• Exercise description
The result should be an exact copy of the data, free of pictures.

BEGIN Records provided

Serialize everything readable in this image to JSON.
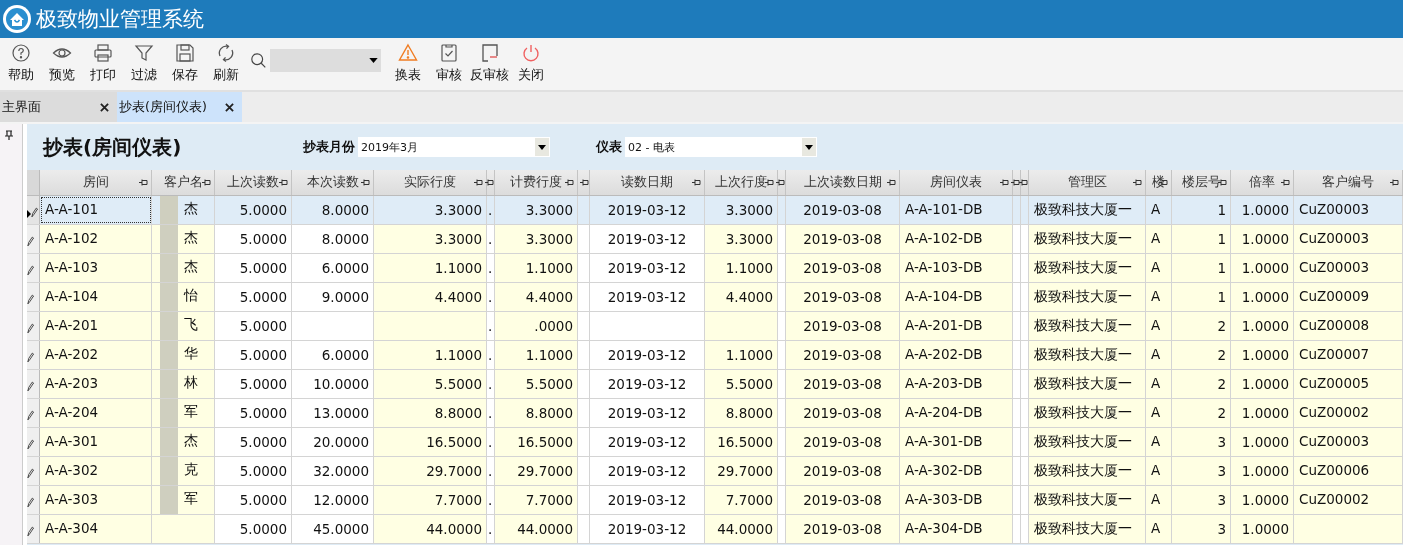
{
  "app": {
    "title": "极致物业管理系统"
  },
  "toolbar_left": [
    {
      "label": "帮助",
      "kind": "help"
    },
    {
      "label": "预览",
      "kind": "preview"
    },
    {
      "label": "打印",
      "kind": "print"
    },
    {
      "label": "过滤",
      "kind": "filter"
    },
    {
      "label": "保存",
      "kind": "save"
    },
    {
      "label": "刷新",
      "kind": "refresh"
    }
  ],
  "toolbar_right": [
    {
      "label": "换表",
      "kind": "warning"
    },
    {
      "label": "审核",
      "kind": "audit"
    },
    {
      "label": "反审核",
      "kind": "unaudit"
    },
    {
      "label": "关闭",
      "kind": "power"
    }
  ],
  "tabs": [
    {
      "label": "主界面",
      "selected": false
    },
    {
      "label": "抄表(房间仪表)",
      "selected": true
    }
  ],
  "form": {
    "title": "抄表(房间仪表)",
    "month_label": "抄表月份",
    "month_value": "2019年3月",
    "meter_label": "仪表",
    "meter_value": "02 - 电表"
  },
  "table": {
    "columns": [
      {
        "label": "房间",
        "kind": "text"
      },
      {
        "label": "客户名",
        "kind": "name"
      },
      {
        "label": "上次读数",
        "kind": "number"
      },
      {
        "label": "本次读数",
        "kind": "number"
      },
      {
        "label": "实际行度",
        "kind": "number"
      },
      {
        "kind": "narrow"
      },
      {
        "label": "计费行度",
        "kind": "number"
      },
      {
        "kind": "narrow"
      },
      {
        "label": "读数日期",
        "kind": "date"
      },
      {
        "label": "上次行度",
        "kind": "number"
      },
      {
        "kind": "narrow"
      },
      {
        "label": "上次读数日期",
        "kind": "date"
      },
      {
        "label": "房间仪表",
        "kind": "text"
      },
      {
        "kind": "narrow"
      },
      {
        "kind": "narrow"
      },
      {
        "label": "管理区",
        "kind": "text"
      },
      {
        "label": "楼",
        "kind": "text"
      },
      {
        "label": "楼层号",
        "kind": "number"
      },
      {
        "label": "倍率",
        "kind": "number"
      },
      {
        "label": "客户编号",
        "kind": "text"
      }
    ],
    "rows": [
      {
        "selected": true,
        "cells": [
          "A-A-101",
          "杰",
          "5.0000",
          "8.0000",
          "3.3000",
          ".",
          "3.3000",
          null,
          "2019-03-12",
          "3.3000",
          null,
          "2019-03-08",
          "A-A-101-DB",
          null,
          null,
          "极致科技大厦一",
          "A",
          "1",
          "1.0000",
          "CuZ00003"
        ]
      },
      {
        "selected": false,
        "cells": [
          "A-A-102",
          "杰",
          "5.0000",
          "8.0000",
          "3.3000",
          ".",
          "3.3000",
          null,
          "2019-03-12",
          "3.3000",
          null,
          "2019-03-08",
          "A-A-102-DB",
          null,
          null,
          "极致科技大厦一",
          "A",
          "1",
          "1.0000",
          "CuZ00003"
        ]
      },
      {
        "selected": false,
        "cells": [
          "A-A-103",
          "杰",
          "5.0000",
          "6.0000",
          "1.1000",
          ".",
          "1.1000",
          null,
          "2019-03-12",
          "1.1000",
          null,
          "2019-03-08",
          "A-A-103-DB",
          null,
          null,
          "极致科技大厦一",
          "A",
          "1",
          "1.0000",
          "CuZ00003"
        ]
      },
      {
        "selected": false,
        "cells": [
          "A-A-104",
          "怡",
          "5.0000",
          "9.0000",
          "4.4000",
          ".",
          "4.4000",
          null,
          "2019-03-12",
          "4.4000",
          null,
          "2019-03-08",
          "A-A-104-DB",
          null,
          null,
          "极致科技大厦一",
          "A",
          "1",
          "1.0000",
          "CuZ00009"
        ]
      },
      {
        "selected": false,
        "cells": [
          "A-A-201",
          "飞",
          "5.0000",
          null,
          null,
          ".",
          ".0000",
          null,
          null,
          null,
          null,
          "2019-03-08",
          "A-A-201-DB",
          null,
          null,
          "极致科技大厦一",
          "A",
          "2",
          "1.0000",
          "CuZ00008"
        ]
      },
      {
        "selected": false,
        "cells": [
          "A-A-202",
          "华",
          "5.0000",
          "6.0000",
          "1.1000",
          ".",
          "1.1000",
          null,
          "2019-03-12",
          "1.1000",
          null,
          "2019-03-08",
          "A-A-202-DB",
          null,
          null,
          "极致科技大厦一",
          "A",
          "2",
          "1.0000",
          "CuZ00007"
        ]
      },
      {
        "selected": false,
        "cells": [
          "A-A-203",
          "林",
          "5.0000",
          "10.0000",
          "5.5000",
          ".",
          "5.5000",
          null,
          "2019-03-12",
          "5.5000",
          null,
          "2019-03-08",
          "A-A-203-DB",
          null,
          null,
          "极致科技大厦一",
          "A",
          "2",
          "1.0000",
          "CuZ00005"
        ]
      },
      {
        "selected": false,
        "cells": [
          "A-A-204",
          "军",
          "5.0000",
          "13.0000",
          "8.8000",
          ".",
          "8.8000",
          null,
          "2019-03-12",
          "8.8000",
          null,
          "2019-03-08",
          "A-A-204-DB",
          null,
          null,
          "极致科技大厦一",
          "A",
          "2",
          "1.0000",
          "CuZ00002"
        ]
      },
      {
        "selected": false,
        "cells": [
          "A-A-301",
          "杰",
          "5.0000",
          "20.0000",
          "16.5000",
          ".",
          "16.5000",
          null,
          "2019-03-12",
          "16.5000",
          null,
          "2019-03-08",
          "A-A-301-DB",
          null,
          null,
          "极致科技大厦一",
          "A",
          "3",
          "1.0000",
          "CuZ00003"
        ]
      },
      {
        "selected": false,
        "cells": [
          "A-A-302",
          "克",
          "5.0000",
          "32.0000",
          "29.7000",
          ".",
          "29.7000",
          null,
          "2019-03-12",
          "29.7000",
          null,
          "2019-03-08",
          "A-A-302-DB",
          null,
          null,
          "极致科技大厦一",
          "A",
          "3",
          "1.0000",
          "CuZ00006"
        ]
      },
      {
        "selected": false,
        "cells": [
          "A-A-303",
          "军",
          "5.0000",
          "12.0000",
          "7.7000",
          ".",
          "7.7000",
          null,
          "2019-03-12",
          "7.7000",
          null,
          "2019-03-08",
          "A-A-303-DB",
          null,
          null,
          "极致科技大厦一",
          "A",
          "3",
          "1.0000",
          "CuZ00002"
        ]
      },
      {
        "selected": false,
        "cells": [
          "A-A-304",
          null,
          "5.0000",
          "45.0000",
          "44.0000",
          ".",
          "44.0000",
          null,
          "2019-03-12",
          "44.0000",
          null,
          "2019-03-08",
          "A-A-304-DB",
          null,
          null,
          "极致科技大厦一",
          "A",
          "3",
          "1.0000",
          null
        ]
      }
    ]
  }
}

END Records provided

• Response to this exercise
Serialize everything readable in this image to JSON.
{
  "app": {
    "title": "极致物业管理系统"
  },
  "toolbar_left": [
    {
      "label": "帮助",
      "kind": "help"
    },
    {
      "label": "预览",
      "kind": "preview"
    },
    {
      "label": "打印",
      "kind": "print"
    },
    {
      "label": "过滤",
      "kind": "filter"
    },
    {
      "label": "保存",
      "kind": "save"
    },
    {
      "label": "刷新",
      "kind": "refresh"
    }
  ],
  "toolbar_right": [
    {
      "label": "换表",
      "kind": "warning"
    },
    {
      "label": "审核",
      "kind": "audit"
    },
    {
      "label": "反审核",
      "kind": "unaudit"
    },
    {
      "label": "关闭",
      "kind": "power"
    }
  ],
  "tabs": [
    {
      "label": "主界面",
      "selected": false
    },
    {
      "label": "抄表(房间仪表)",
      "selected": true
    }
  ],
  "form": {
    "title": "抄表(房间仪表)",
    "month_label": "抄表月份",
    "month_value": "2019年3月",
    "meter_label": "仪表",
    "meter_value": "02 - 电表"
  },
  "table": {
    "columns": [
      {
        "label": "房间",
        "kind": "text"
      },
      {
        "label": "客户名",
        "kind": "name"
      },
      {
        "label": "上次读数",
        "kind": "number"
      },
      {
        "label": "本次读数",
        "kind": "number"
      },
      {
        "label": "实际行度",
        "kind": "number"
      },
      {
        "kind": "narrow"
      },
      {
        "label": "计费行度",
        "kind": "number"
      },
      {
        "kind": "narrow"
      },
      {
        "label": "读数日期",
        "kind": "date"
      },
      {
        "label": "上次行度",
        "kind": "number"
      },
      {
        "kind": "narrow"
      },
      {
        "label": "上次读数日期",
        "kind": "date"
      },
      {
        "label": "房间仪表",
        "kind": "text"
      },
      {
        "kind": "narrow"
      },
      {
        "kind": "narrow"
      },
      {
        "label": "管理区",
        "kind": "text"
      },
      {
        "label": "楼",
        "kind": "text"
      },
      {
        "label": "楼层号",
        "kind": "number"
      },
      {
        "label": "倍率",
        "kind": "number"
      },
      {
        "label": "客户编号",
        "kind": "text"
      }
    ],
    "rows": [
      {
        "selected": true,
        "cells": [
          "A-A-101",
          "杰",
          "5.0000",
          "8.0000",
          "3.3000",
          ".",
          "3.3000",
          null,
          "2019-03-12",
          "3.3000",
          null,
          "2019-03-08",
          "A-A-101-DB",
          null,
          null,
          "极致科技大厦一",
          "A",
          "1",
          "1.0000",
          "CuZ00003"
        ]
      },
      {
        "selected": false,
        "cells": [
          "A-A-102",
          "杰",
          "5.0000",
          "8.0000",
          "3.3000",
          ".",
          "3.3000",
          null,
          "2019-03-12",
          "3.3000",
          null,
          "2019-03-08",
          "A-A-102-DB",
          null,
          null,
          "极致科技大厦一",
          "A",
          "1",
          "1.0000",
          "CuZ00003"
        ]
      },
      {
        "selected": false,
        "cells": [
          "A-A-103",
          "杰",
          "5.0000",
          "6.0000",
          "1.1000",
          ".",
          "1.1000",
          null,
          "2019-03-12",
          "1.1000",
          null,
          "2019-03-08",
          "A-A-103-DB",
          null,
          null,
          "极致科技大厦一",
          "A",
          "1",
          "1.0000",
          "CuZ00003"
        ]
      },
      {
        "selected": false,
        "cells": [
          "A-A-104",
          "怡",
          "5.0000",
          "9.0000",
          "4.4000",
          ".",
          "4.4000",
          null,
          "2019-03-12",
          "4.4000",
          null,
          "2019-03-08",
          "A-A-104-DB",
          null,
          null,
          "极致科技大厦一",
          "A",
          "1",
          "1.0000",
          "CuZ00009"
        ]
      },
      {
        "selected": false,
        "cells": [
          "A-A-201",
          "飞",
          "5.0000",
          null,
          null,
          ".",
          ".0000",
          null,
          null,
          null,
          null,
          "2019-03-08",
          "A-A-201-DB",
          null,
          null,
          "极致科技大厦一",
          "A",
          "2",
          "1.0000",
          "CuZ00008"
        ]
      },
      {
        "selected": false,
        "cells": [
          "A-A-202",
          "华",
          "5.0000",
          "6.0000",
          "1.1000",
          ".",
          "1.1000",
          null,
          "2019-03-12",
          "1.1000",
          null,
          "2019-03-08",
          "A-A-202-DB",
          null,
          null,
          "极致科技大厦一",
          "A",
          "2",
          "1.0000",
          "CuZ00007"
        ]
      },
      {
        "selected": false,
        "cells": [
          "A-A-203",
          "林",
          "5.0000",
          "10.0000",
          "5.5000",
          ".",
          "5.5000",
          null,
          "2019-03-12",
          "5.5000",
          null,
          "2019-03-08",
          "A-A-203-DB",
          null,
          null,
          "极致科技大厦一",
          "A",
          "2",
          "1.0000",
          "CuZ00005"
        ]
      },
      {
        "selected": false,
        "cells": [
          "A-A-204",
          "军",
          "5.0000",
          "13.0000",
          "8.8000",
          ".",
          "8.8000",
          null,
          "2019-03-12",
          "8.8000",
          null,
          "2019-03-08",
          "A-A-204-DB",
          null,
          null,
          "极致科技大厦一",
          "A",
          "2",
          "1.0000",
          "CuZ00002"
        ]
      },
      {
        "selected": false,
        "cells": [
          "A-A-301",
          "杰",
          "5.0000",
          "20.0000",
          "16.5000",
          ".",
          "16.5000",
          null,
          "2019-03-12",
          "16.5000",
          null,
          "2019-03-08",
          "A-A-301-DB",
          null,
          null,
          "极致科技大厦一",
          "A",
          "3",
          "1.0000",
          "CuZ00003"
        ]
      },
      {
        "selected": false,
        "cells": [
          "A-A-302",
          "克",
          "5.0000",
          "32.0000",
          "29.7000",
          ".",
          "29.7000",
          null,
          "2019-03-12",
          "29.7000",
          null,
          "2019-03-08",
          "A-A-302-DB",
          null,
          null,
          "极致科技大厦一",
          "A",
          "3",
          "1.0000",
          "CuZ00006"
        ]
      },
      {
        "selected": false,
        "cells": [
          "A-A-303",
          "军",
          "5.0000",
          "12.0000",
          "7.7000",
          ".",
          "7.7000",
          null,
          "2019-03-12",
          "7.7000",
          null,
          "2019-03-08",
          "A-A-303-DB",
          null,
          null,
          "极致科技大厦一",
          "A",
          "3",
          "1.0000",
          "CuZ00002"
        ]
      },
      {
        "selected": false,
        "cells": [
          "A-A-304",
          null,
          "5.0000",
          "45.0000",
          "44.0000",
          ".",
          "44.0000",
          null,
          "2019-03-12",
          "44.0000",
          null,
          "2019-03-08",
          "A-A-304-DB",
          null,
          null,
          "极致科技大厦一",
          "A",
          "3",
          "1.0000",
          null
        ]
      }
    ]
  }
}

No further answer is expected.